Novel Transcriptomic Discoveries with MAS-Seq and Iso-Seq

nepenthes plant

Transcriptome analysis is a crucial step in understanding gene expression and regulation in biological and disease studies. However, traditional RNA sequencing methods have limitations in resolving complex transcript structures, such as those generated by alternative splicing. This is partly because these technologies use short read sequencing, which are less successful in resolving difficult sequencing regions.

Newly developed technologies are able to make longer reads. This has enabled researchers to uncover new disease indicators that short reads were unable to identify. One of these emergent technologies is providing a more accurate and comprehensive view of the transcriptome than previously possible.

PacBio RNA-sequencing technology can sequence full-length complementary DNA (cDNA) from bulk and single-cell transcriptomes, providing an unambiguous view of the transcriptome. This is valuable for exploring isoforms — groups of proteins that have similar functions.

Two RNA Technologies: MAS-Seq and Iso-Seq

MAS-Seq is an increased-throughput method of cDNA sequencing. MAS-Seq links sections of cDNA into longer fragments prior to sequencing (typically 500–1,000 bp). Results are an estimated 16x higher throughput than comparable results using non-MAS-Seq.

Iso-Seq uses PacBio SMRT technology to sequence the entire cDNA molecule. This is possible for viral, bacterial, and eukaryotic RNA. In a comparison study by an RNA long-read consortium, Iso-Seq identified long, rare isoforms with greater accuracy than other tools. This technology eliminates the need for transcript assembly, which is required for short-read methods (100–200 bp per read).

Transcript assembly is challenging because many isoforms share highly similar structures, and the inferred transcripts are often inaccurate. By sequencing full-length cDNAs, the PacBio method can accurately resolve isoform structures without the need for computational inference. 

How Does Iso-Seq Work?

Typically, PacBio Iso-Seq follows these steps:

  1. RNA isolation: High-quality RNA is isolated from the biological sample of interest, such as a cell line or tissue.
  2. cDNA synthesis: The isolated RNA is reverse-transcribed into cDNA, typically using a template-switching approach to add a specific sequence to the 5' end. This sequence serves as a unique molecular identifier for each transcript.
  3. Size selection: The cDNA is then size-selected to enrich for full-length transcripts. This step helps ensure that the sequenced molecules represent complete mRNA transcripts.
  4. SMRT sequencing: The size-selected cDNA is subjected to PacBio's Single-Molecule Real-Time (SMRT) sequencing. This results in long reads that span the entire length of the cDNAs.
  5. Data analysis: After sequencing, the data is processed to generate full-length, high-quality transcripts. Bioinformatics tools correct errors and collapse redundant sequences, yielding a comprehensive view of the transcriptome.

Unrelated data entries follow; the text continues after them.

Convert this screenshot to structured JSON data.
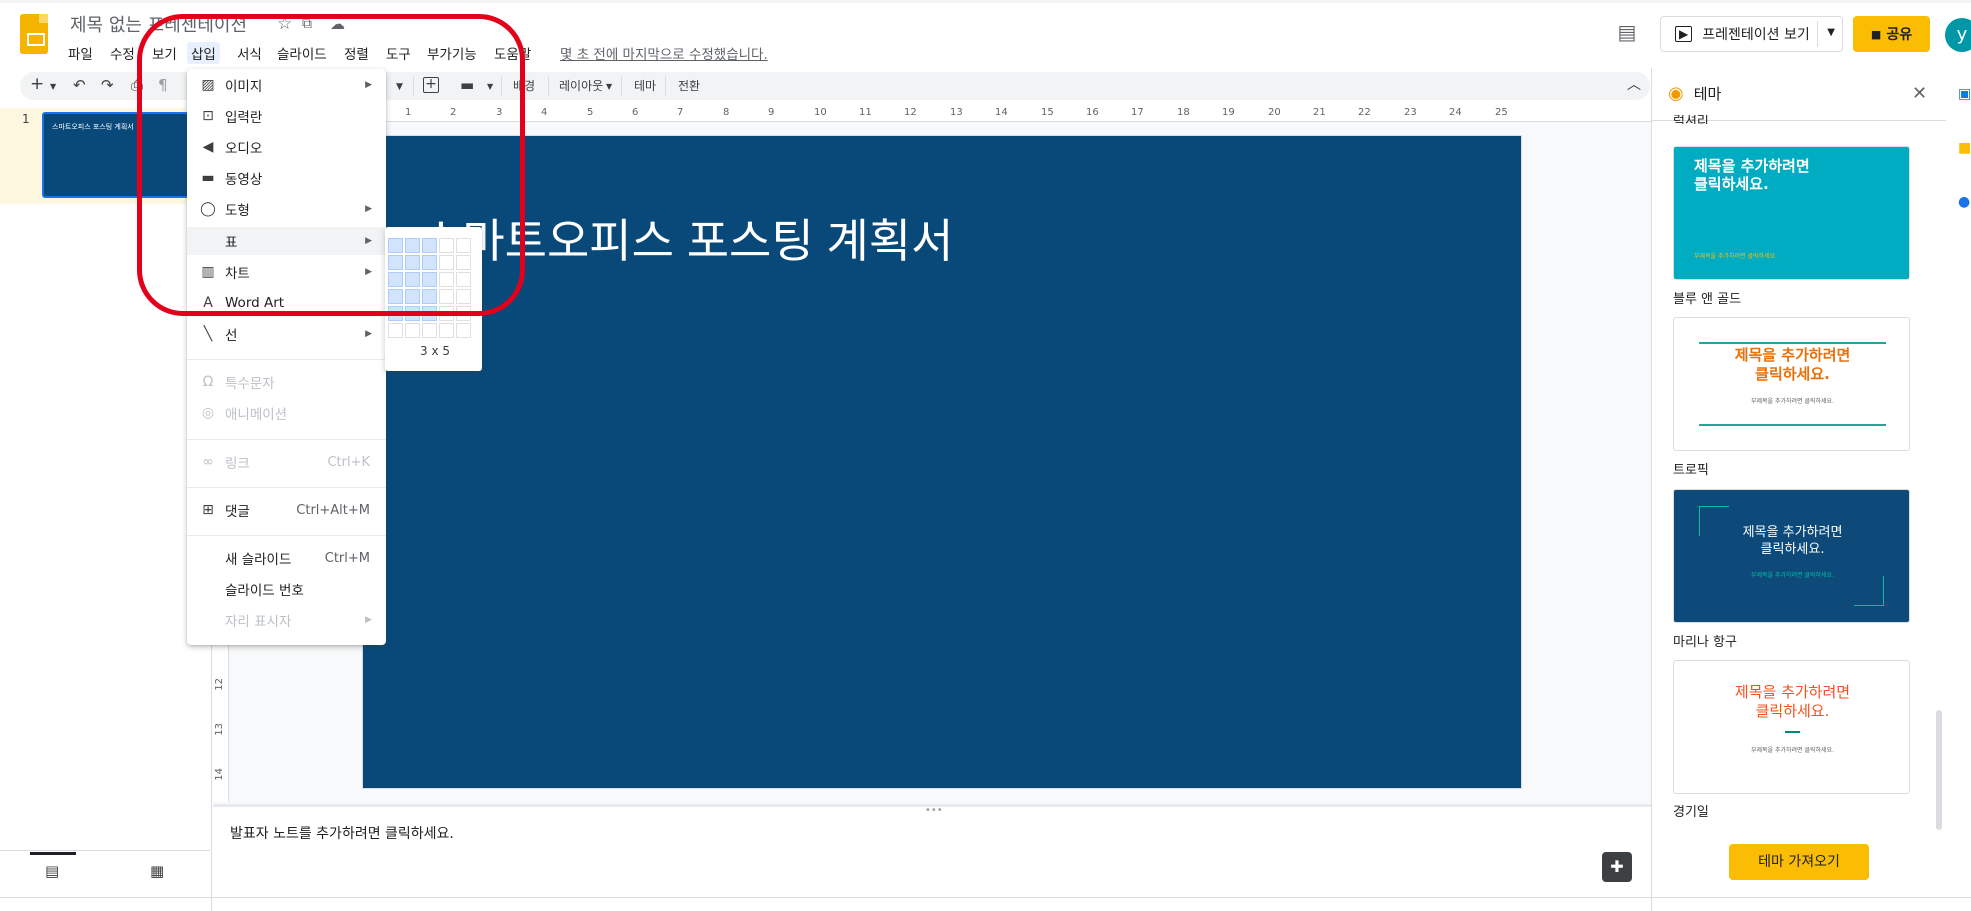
{
  "header": {
    "doc_title": "제목 없는 프레젠테이션",
    "last_edit": "몇 초 전에 마지막으로 수정했습니다.",
    "menus": [
      "파일",
      "수정",
      "보기",
      "삽입",
      "서식",
      "슬라이드",
      "정렬",
      "도구",
      "부가기능",
      "도움말"
    ],
    "present_label": "프레젠테이션 보기",
    "share_label": "공유",
    "avatar_letter": "y"
  },
  "toolbar": {
    "background_label": "배경",
    "layout_label": "레이아웃",
    "theme_label": "테마",
    "transition_label": "전환"
  },
  "filmstrip": {
    "slide_number": "1",
    "thumb_title": "스마트오피스 포스팅 계획서"
  },
  "slide": {
    "title": "스마트오피스 포스팅 계획서"
  },
  "notes": {
    "placeholder": "발표자 노트를 추가하려면 클릭하세요."
  },
  "insert_menu": {
    "items": [
      {
        "label": "이미지",
        "icon": "image-icon",
        "submenu": true
      },
      {
        "label": "입력란",
        "icon": "textbox-icon"
      },
      {
        "label": "오디오",
        "icon": "audio-icon"
      },
      {
        "label": "동영상",
        "icon": "video-icon"
      },
      {
        "label": "도형",
        "icon": "shape-icon",
        "submenu": true
      },
      {
        "label": "표",
        "submenu": true,
        "highlighted": true
      },
      {
        "label": "차트",
        "icon": "chart-icon",
        "submenu": true
      },
      {
        "label": "Word Art",
        "icon": "wordart-icon"
      },
      {
        "label": "선",
        "icon": "line-icon",
        "submenu": true
      },
      {
        "label": "특수문자",
        "icon": "omega-icon",
        "disabled": true
      },
      {
        "label": "애니메이션",
        "icon": "animation-icon",
        "disabled": true
      },
      {
        "label": "링크",
        "icon": "link-icon",
        "shortcut": "Ctrl+K",
        "disabled": true
      },
      {
        "label": "댓글",
        "icon": "comment-add-icon",
        "shortcut": "Ctrl+Alt+M"
      },
      {
        "label": "새 슬라이드",
        "shortcut": "Ctrl+M"
      },
      {
        "label": "슬라이드 번호"
      },
      {
        "label": "자리 표시자",
        "submenu": true,
        "disabled": true
      }
    ]
  },
  "table_picker": {
    "size_label": "3 x 5",
    "selected_cols": 3,
    "selected_rows": 5
  },
  "theme_panel": {
    "title": "테마",
    "partial_label": "럭셔리",
    "themes": [
      {
        "name": "블루 앤 골드",
        "title_text": "제목을 추가하려면\n클릭하세요.",
        "sub_text": "부제목을 추가하려면 클릭하세요.",
        "bg": "#00acc1",
        "fg": "#ffffff",
        "accent": "#fbbc04"
      },
      {
        "name": "트로픽",
        "title_text": "제목을 추가하려면\n클릭하세요.",
        "sub_text": "부제목을 추가하려면 클릭하세요.",
        "bg": "#ffffff",
        "fg": "#e8710a",
        "accent": "#26a69a"
      },
      {
        "name": "마리나 항구",
        "title_text": "제목을 추가하려면\n클릭하세요.",
        "sub_text": "부제목을 추가하려면 클릭하세요.",
        "bg": "#0d4a7a",
        "fg": "#ffffff",
        "accent": "#00bfa5"
      },
      {
        "name": "경기일",
        "title_text": "제목을 추가하려면\n클릭하세요.",
        "sub_text": "부제목을 추가하려면 클릭하세요.",
        "bg": "#ffffff",
        "fg": "#f4511e",
        "accent": "#00897b"
      }
    ],
    "import_label": "테마 가져오기"
  },
  "colors": {
    "slide_bg": "#08497a",
    "accent": "#fbbc04",
    "annotation": "#e2001a"
  }
}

What Can You Do?

With PacBio’s Iso-Seq and MAS-Seq methods, you can:

  • Distinguish between alternative splicing (AS) events (start sites, end sites, intron retention)
  • Detect and identify allele-specific isoforms
  • Identify differentially expressed isoforms
  • Predict the functional impact of novel isoforms

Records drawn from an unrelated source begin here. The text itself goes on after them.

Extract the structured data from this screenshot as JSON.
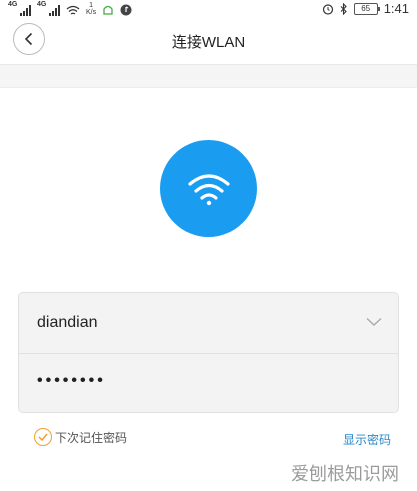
{
  "status_bar": {
    "signal1_label": "4G",
    "signal2_label": "4G",
    "net_speed_value": "1",
    "net_speed_unit": "K/s",
    "battery_level": "65",
    "time": "1:41"
  },
  "header": {
    "title": "连接WLAN"
  },
  "form": {
    "network_name": "diandian",
    "password_masked": "••••••••"
  },
  "options": {
    "remember_label": "下次记住密码",
    "show_password_label": "显示密码"
  },
  "watermark": "爱刨根知识网",
  "colors": {
    "accent_blue": "#1a9df0",
    "check_orange": "#f0a030",
    "link_blue": "#2a88c9"
  }
}
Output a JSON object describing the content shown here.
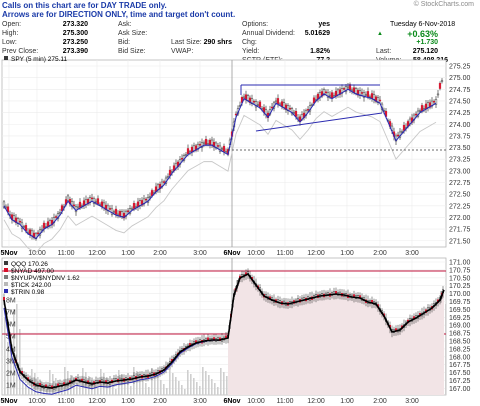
{
  "notes": {
    "line1": "Calls on this chart are for DAY TRADE only.",
    "line2": "Arrows are for DIRECTION ONLY, time and target don't count."
  },
  "brand": "© StockCharts.com",
  "quote": {
    "date": "Tuesday 6-Nov-2018",
    "chg_pct": "+0.63%",
    "rows": [
      {
        "l1": "Open:",
        "v1": "273.320",
        "l2": "Ask:",
        "v2": "",
        "l3": "Options:",
        "v3": "yes",
        "l4": "",
        "v4": ""
      },
      {
        "l1": "High:",
        "v1": "275.300",
        "l2": "Ask Size:",
        "v2": "",
        "l3": "Annual Dividend:",
        "v3": "5.01629",
        "l4": "Chg:",
        "v4": "+1.730"
      },
      {
        "l1": "Low:",
        "v1": "273.250",
        "l2": "Bid:",
        "v2": "",
        "l3": "Last Size:",
        "v3": "290 shrs",
        "l4": "Yield:",
        "v4": "1.82%",
        "l5": "Last:",
        "v5": "275.120"
      },
      {
        "l1": "Prev Close:",
        "v1": "273.390",
        "l2": "Bid Size:",
        "v2": "",
        "l3": "VWAP:",
        "v3": "",
        "l4": "SCTR (ETF):",
        "v4": "77.2",
        "l5": "Volume:",
        "v5": "58,498,216"
      }
    ]
  },
  "price_panel": {
    "legend": "SPY (5 min) 275.11",
    "y_labels": [
      "275.25",
      "275.00",
      "274.75",
      "274.50",
      "274.25",
      "274.00",
      "273.75",
      "273.50",
      "273.25",
      "273.00",
      "272.75",
      "272.50",
      "272.25",
      "272.00",
      "271.75",
      "271.50"
    ],
    "x_labels": [
      "5Nov",
      "10:00",
      "11:00",
      "12:00",
      "1:00",
      "2:00",
      "3:00",
      "6Nov",
      "10:00",
      "11:00",
      "12:00",
      "1:00",
      "2:00",
      "3:00"
    ]
  },
  "lower_panel": {
    "legend": [
      "QQQ 170.26",
      "$NYAD 497.00",
      "$NYUPV/$NYDNV 1.62",
      "$TICK 242.00",
      "$TRIN 0.98"
    ],
    "y_labels_right": [
      "171.00",
      "170.75",
      "170.50",
      "170.25",
      "170.00",
      "169.75",
      "169.50",
      "169.25",
      "169.00",
      "168.75",
      "168.50",
      "168.25",
      "168.00",
      "167.75",
      "167.50",
      "167.25",
      "167.00"
    ],
    "y_labels_left": [
      "8M",
      "7M",
      "6M",
      "5M",
      "4M",
      "3M",
      "2M",
      "1M"
    ],
    "x_labels": [
      "5Nov",
      "10:00",
      "11:00",
      "12:00",
      "1:00",
      "2:00",
      "3:00",
      "6Nov",
      "10:00",
      "11:00",
      "12:00",
      "1:00",
      "2:00",
      "3:00"
    ]
  },
  "colors": {
    "up": "#0a8a1a",
    "note": "#1a3aa8",
    "candle_down": "#d8102a",
    "ma": "#2b2bb0",
    "hline": "#c0143c"
  }
}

These methods can help scientists to characterize full-length transcript isoform sequences generated by alternative splicing. Alternative splicing generates functional diversity by expressing different combinations of exons in the same gene. This means that a single gene can produce multiple mRNA transcripts, each with a unique combination of exons. By studying the isoform structure of genes, researchers gain a better understanding of gene regulation, cellular differentiation, and disease mechanisms.

In the Field

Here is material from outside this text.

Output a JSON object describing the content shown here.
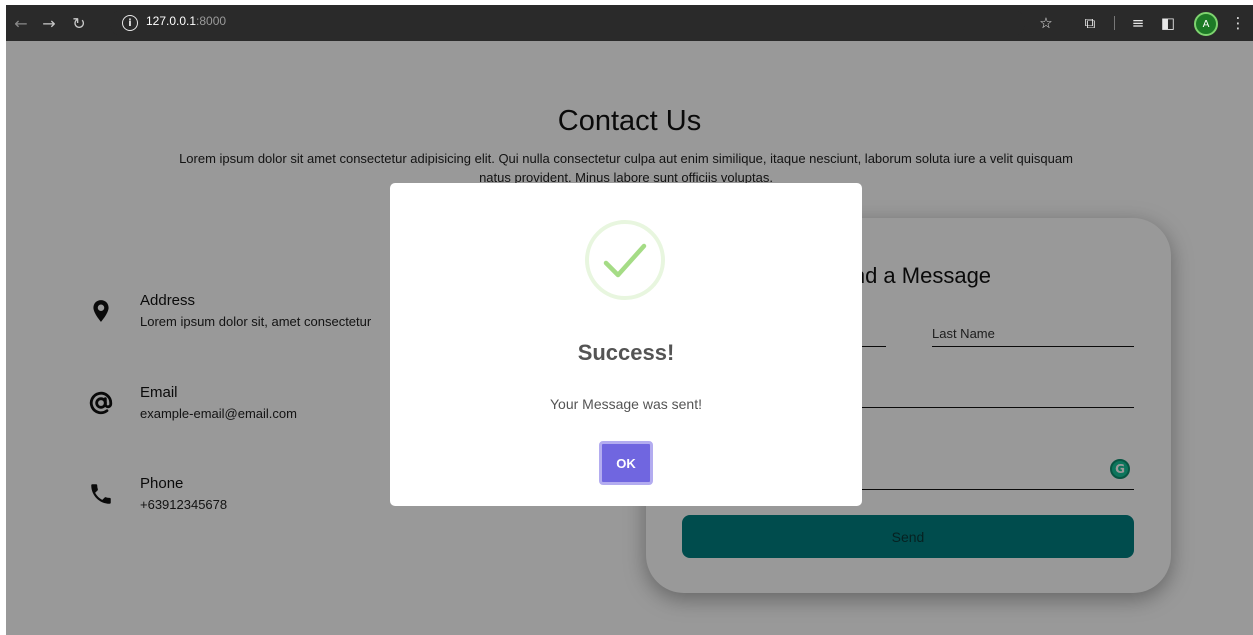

MAS-Seq and Iso-Seq capabilities are already making progress in rare Mendelian disease research. In 2023, researchers teamed up with PacBio scientists to develop a multiomic approach to understanding the molecular basis of undiagnosed diseases.

The group applied this analysis of the genome, methylome, epigenome, and transcriptome to a participant in the Undiagnosed Diseases Network. With MAS-Seq, they were able to identify the disruption of four genes, each by a distinct mechanism. Without the combination of multiple omics technologies and the benefit of long reads, it had been nearly impossible to identify all of these mutations.

Iso-Seq is also particularly useful in plant research, where genomes tend to be much larger than the human genome. A 2017 study out of Malaysia used Iso-Seq to map the transcriptome of three unique pitcher plant species. Scientists compared the transcriptomes of carnivorous, non-carnivorous, and a hybrid cross of the two species, permitting the team to uncover insights into the unique traits of carnivorous plants. At the time, there was limited genetic information about this plant family. This study generated full reference transcriptomes for all three plant specimens.

PacBio Iso-Seq is particularly valuable in fields like genomics, transcriptomics, and functional genomics. It can provide insights into gene structure, alternative splicing, gene expression, and facilitate the discovery of novel transcripts. Long reads and full-length transcript information make it a powerful tool for characterizing complex transcriptomes and identifying rare or low-abundance transcripts.